Direct Numerical Simulation of Turbulence and Sediment Transport in Oscillatory Boundary Layer Flows
Paul Fischer, University of Illinois at Urbana-Champaign
Oscillatory boundary layer flows play an important role on coastal and offshore engineering and the sediment transport mechanics in coastal environment. However, most of the current state-of-the-art models fail to accurately predict the interaction of oscillatory flow with sediment transport, highlighting the existing knowledge gaps regarding the complex interactions between the oceanic flow, the coastal bottom and sedimentation processes. A recent experimental study in our laboratory suggests the presence of phase lag between the time instance when the maximum bed shear stress occurs with respect to the maximum free-stream velocity in transitional oscillatory boundary layer flows. This work is the first in the literature which supports the existence of phase lag, while in most of the previous published work the phase difference between bed shear and free-stream maxima is expressed as "phase-lead"—although phase lag does exist in some of their results. However, due to the limitation of the applied point-wise experimental technique, it was not possible to associate the bed shear phase lag with the development of three dimensional turbulent structures; usually referred as turbulent coherent structures.
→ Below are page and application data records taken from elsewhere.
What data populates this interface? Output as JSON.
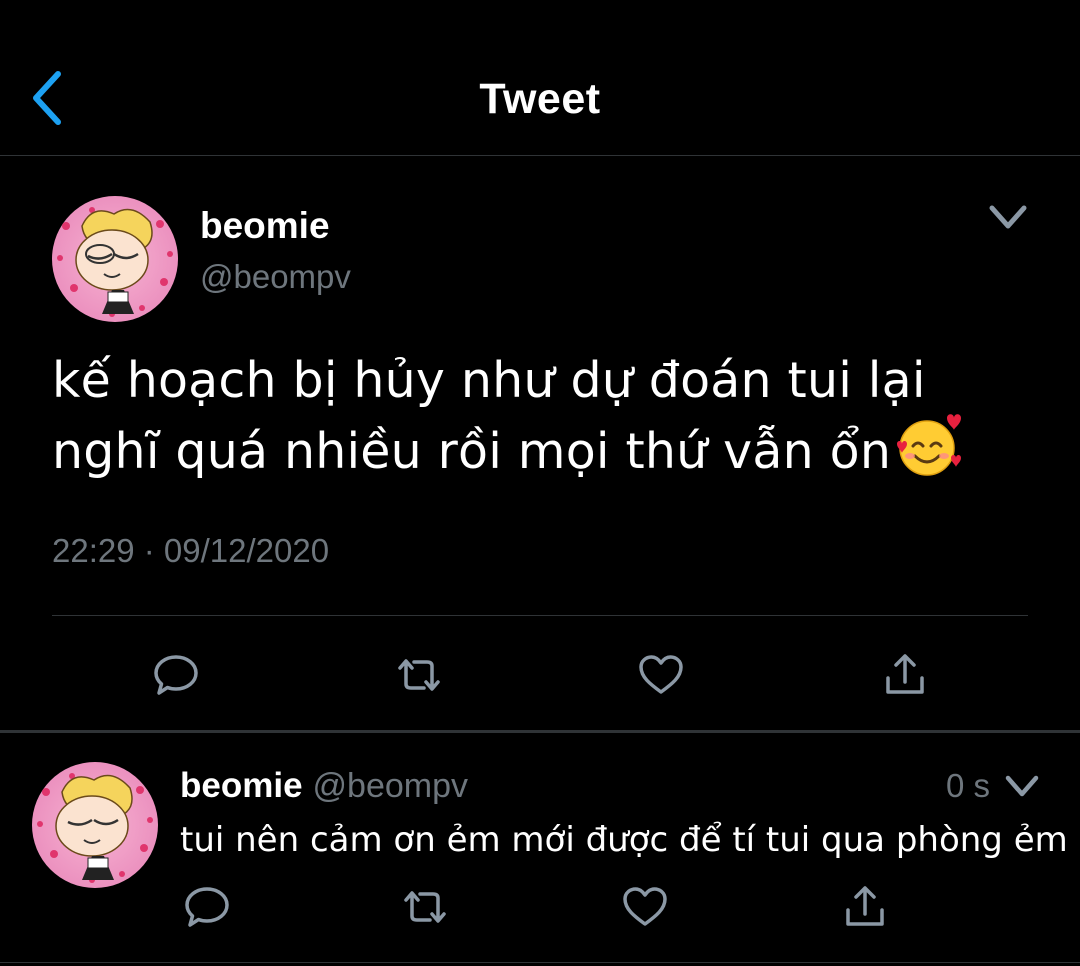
{
  "header": {
    "title": "Tweet",
    "back_icon": "chevron-left-icon",
    "accent_color": "#1da1f2"
  },
  "tweet": {
    "author_name": "beomie",
    "author_handle": "@beompv",
    "text_lines": [
      "kế hoạch bị hủy như dự đoán tui lại",
      "nghĩ quá nhiều rồi mọi thứ vẫn ổn"
    ],
    "emoji": "smiling-face-with-hearts",
    "timestamp": "22:29 · 09/12/2020",
    "actions": [
      "reply-icon",
      "retweet-icon",
      "like-icon",
      "share-icon"
    ]
  },
  "reply": {
    "author_name": "beomie",
    "author_handle": "@beompv",
    "time": "0 s",
    "text": "tui nên cảm ơn ẻm mới được để tí tui qua phòng ẻm",
    "actions": [
      "reply-icon",
      "retweet-icon",
      "like-icon",
      "share-icon"
    ]
  },
  "colors": {
    "background": "#000000",
    "text": "#ffffff",
    "secondary_text": "#6e767d",
    "divider": "#2f3336"
  }
}
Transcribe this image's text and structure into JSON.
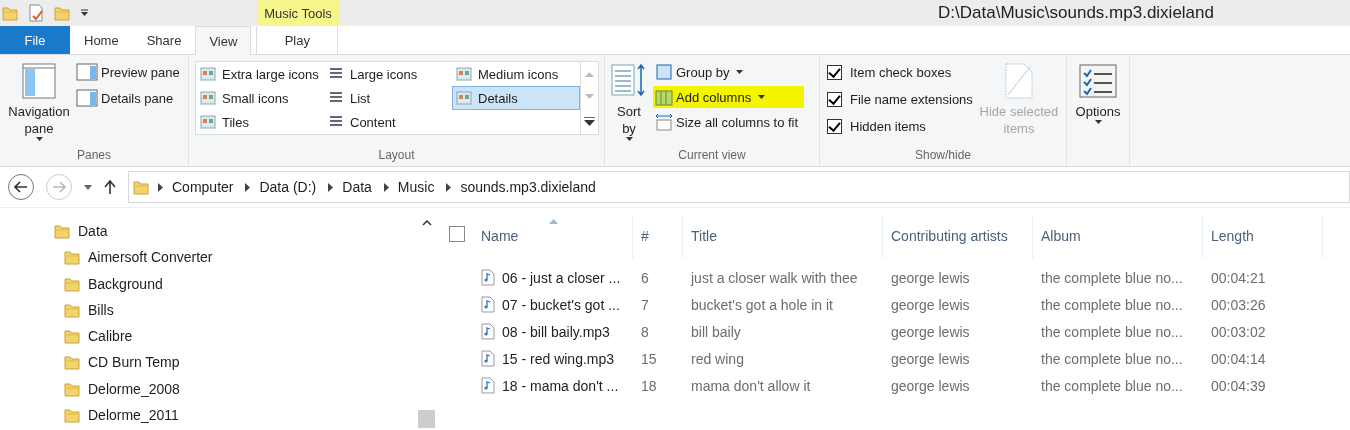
{
  "window": {
    "title": "D:\\Data\\Music\\sounds.mp3.dixieland"
  },
  "contextual_group": {
    "label": "Music Tools"
  },
  "tabs": [
    {
      "label": "File",
      "kind": "file",
      "selected": false
    },
    {
      "label": "Home",
      "kind": "normal",
      "selected": false
    },
    {
      "label": "Share",
      "kind": "normal",
      "selected": false
    },
    {
      "label": "View",
      "kind": "normal",
      "selected": true
    },
    {
      "label": "Play",
      "kind": "contextual",
      "selected": false
    }
  ],
  "ribbon": [
    {
      "kind": "panes",
      "label": "Panes",
      "large": {
        "label": "Navigation pane"
      },
      "items": [
        {
          "label": "Preview pane"
        },
        {
          "label": "Details pane"
        }
      ]
    },
    {
      "kind": "layout",
      "label": "Layout",
      "items": [
        {
          "label": "Extra large icons",
          "selected": false
        },
        {
          "label": "Large icons",
          "selected": false
        },
        {
          "label": "Medium icons",
          "selected": false
        },
        {
          "label": "Small icons",
          "selected": false
        },
        {
          "label": "List",
          "selected": false
        },
        {
          "label": "Details",
          "selected": true
        },
        {
          "label": "Tiles",
          "selected": false
        },
        {
          "label": "Content",
          "selected": false
        }
      ]
    },
    {
      "kind": "current_view",
      "label": "Current view",
      "large": {
        "label": "Sort by"
      },
      "items": [
        {
          "label": "Group by",
          "dropdown": true,
          "highlighted": false
        },
        {
          "label": "Add columns",
          "dropdown": true,
          "highlighted": true
        },
        {
          "label": "Size all columns to fit",
          "dropdown": false,
          "highlighted": false
        }
      ]
    },
    {
      "kind": "show_hide",
      "label": "Show/hide",
      "items": [
        {
          "label": "Item check boxes",
          "checked": true
        },
        {
          "label": "File name extensions",
          "checked": true
        },
        {
          "label": "Hidden items",
          "checked": true
        }
      ],
      "large": {
        "label": "Hide selected items",
        "disabled": true
      }
    },
    {
      "kind": "options",
      "large": {
        "label": "Options"
      }
    }
  ],
  "address": {
    "crumbs": [
      "Computer",
      "Data (D:)",
      "Data",
      "Music",
      "sounds.mp3.dixieland"
    ]
  },
  "navigation": [
    {
      "label": "Data",
      "children": [
        {
          "label": "Aimersoft Converter"
        },
        {
          "label": "Background"
        },
        {
          "label": "Bills"
        },
        {
          "label": "Calibre"
        },
        {
          "label": "CD Burn Temp"
        },
        {
          "label": "Delorme_2008"
        },
        {
          "label": "Delorme_2011"
        }
      ]
    }
  ],
  "files": {
    "select_all": {
      "checked": false
    },
    "columns": [
      {
        "label": "Name",
        "sorted": true
      },
      {
        "label": "#",
        "sorted": false
      },
      {
        "label": "Title",
        "sorted": false
      },
      {
        "label": "Contributing artists",
        "sorted": false
      },
      {
        "label": "Album",
        "sorted": false
      },
      {
        "label": "Length",
        "sorted": false
      }
    ],
    "rows": [
      [
        "06 - just a closer ...",
        "6",
        "just a closer walk with thee",
        "george lewis",
        "the complete blue no...",
        "00:04:21"
      ],
      [
        "07 - bucket's got ...",
        "7",
        "bucket's got a hole in it",
        "george lewis",
        "the complete blue no...",
        "00:03:26"
      ],
      [
        "08 - bill baily.mp3",
        "8",
        "bill baily",
        "george lewis",
        "the complete blue no...",
        "00:03:02"
      ],
      [
        "15 - red wing.mp3",
        "15",
        "red wing",
        "george lewis",
        "the complete blue no...",
        "00:04:14"
      ],
      [
        "18 - mama don't ...",
        "18",
        "mama don't allow it",
        "george lewis",
        "the complete blue no...",
        "00:04:39"
      ]
    ]
  }
}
Also, despite the advances in the development of measurement methods there is no available experimental technique that could solely give all the required spatial and temporal information to estimate the three-dimensional turbulent structures in oscillatory flow conditions. The present work will be the first computational effort to simulate the maximum bed shear stress phase lag with respect to the maximum free-stream velocity value and the effect of turbulent structures and bed roughness on the bed-shear/velocity maxima phase difference. In addition, it will be the first numerical study that will perform quadrant analysis of the turbulent oscillatory flow over porous bed and will examine the mixing layer and momentum exchange between the pore-scale flow and the oscillatory free stream flow. Such an analysis pushes the limits of the existing literature of turbulence-resolving numerical studies in terms of the computational resources and the high performance computing facilities it requires, and thus, it can be materialized only in a petascale supercomputer such as Blue Waters. The proposed work combines the expertise of Prof. Marcelo García's group from Ven Te Chow Hydrosystems Laboratory of the CEE Department and Prof. Paul Fischer's group from the CS and MEng Departments with the leading-edge petascale computing resources of Blue Waters available at Illinois and aims to become one of the most comprehensive studies on the effect of turbulent structures on the oscillatory boundary layer flows, the bed shear/free-stream velocity phase shift and the sediment transport in the literature; elucidating the complex interaction between flow, bed and sediment transport.